We can also use our prefrontal cortex to focus on what is important and what is helpful. It’s never helpful to get inside other people’s heads and make assumptions about what terrible things they might be thinking about us. Instead we can focus on our purpose. If you aim is to provide valuable content to help others, then focus on that!
And finally take a look inside your head, what is your honest opinion of your public speaking. Write it down. Get out all those nasty thoughts onto a piece of paper. Are they helpful? Then decide what would you like to believe about you? This is where I want to suggest that if you’ve written down “I suck” that you choose a thought that feels real to you. So for example, at first I practiced a thought, “I’m learning to improve my public speaking”. It’s neutral and later I can practice the thought, “I am improving my public speaking”, and later still “I’m good at public speaking” or “I love public speaking” and with that comes confidence. Of course you need to practice and hone those skills along the way, but being willing to fail is going to fast track you to confidence.

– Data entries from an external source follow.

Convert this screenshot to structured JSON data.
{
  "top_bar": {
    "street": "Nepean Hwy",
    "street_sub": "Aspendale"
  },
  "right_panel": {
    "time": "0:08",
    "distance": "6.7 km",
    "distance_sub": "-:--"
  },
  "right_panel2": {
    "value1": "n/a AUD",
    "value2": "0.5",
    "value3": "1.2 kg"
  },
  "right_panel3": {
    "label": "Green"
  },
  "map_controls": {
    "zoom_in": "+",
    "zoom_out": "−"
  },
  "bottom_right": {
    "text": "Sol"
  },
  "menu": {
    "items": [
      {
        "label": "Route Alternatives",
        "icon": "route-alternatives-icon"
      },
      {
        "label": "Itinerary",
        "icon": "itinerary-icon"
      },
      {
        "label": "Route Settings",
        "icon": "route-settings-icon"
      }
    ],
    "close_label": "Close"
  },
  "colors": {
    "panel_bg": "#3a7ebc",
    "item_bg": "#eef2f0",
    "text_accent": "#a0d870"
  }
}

If this resonates with you and you want to know more about how you can get confidence in more areas of you life, I’d love to share it with you. Every week I offer two free mini sessions. It’s a phone call with me where I can teach you another amazing tool. It’s a no obligation call and if you want to find out more about working with me, I will be happy to tell you, but I only work with people who are ready. Sign up here, before the mini sessions get booked out! I can’t wait to speak with you!
Image by Miguel Bruna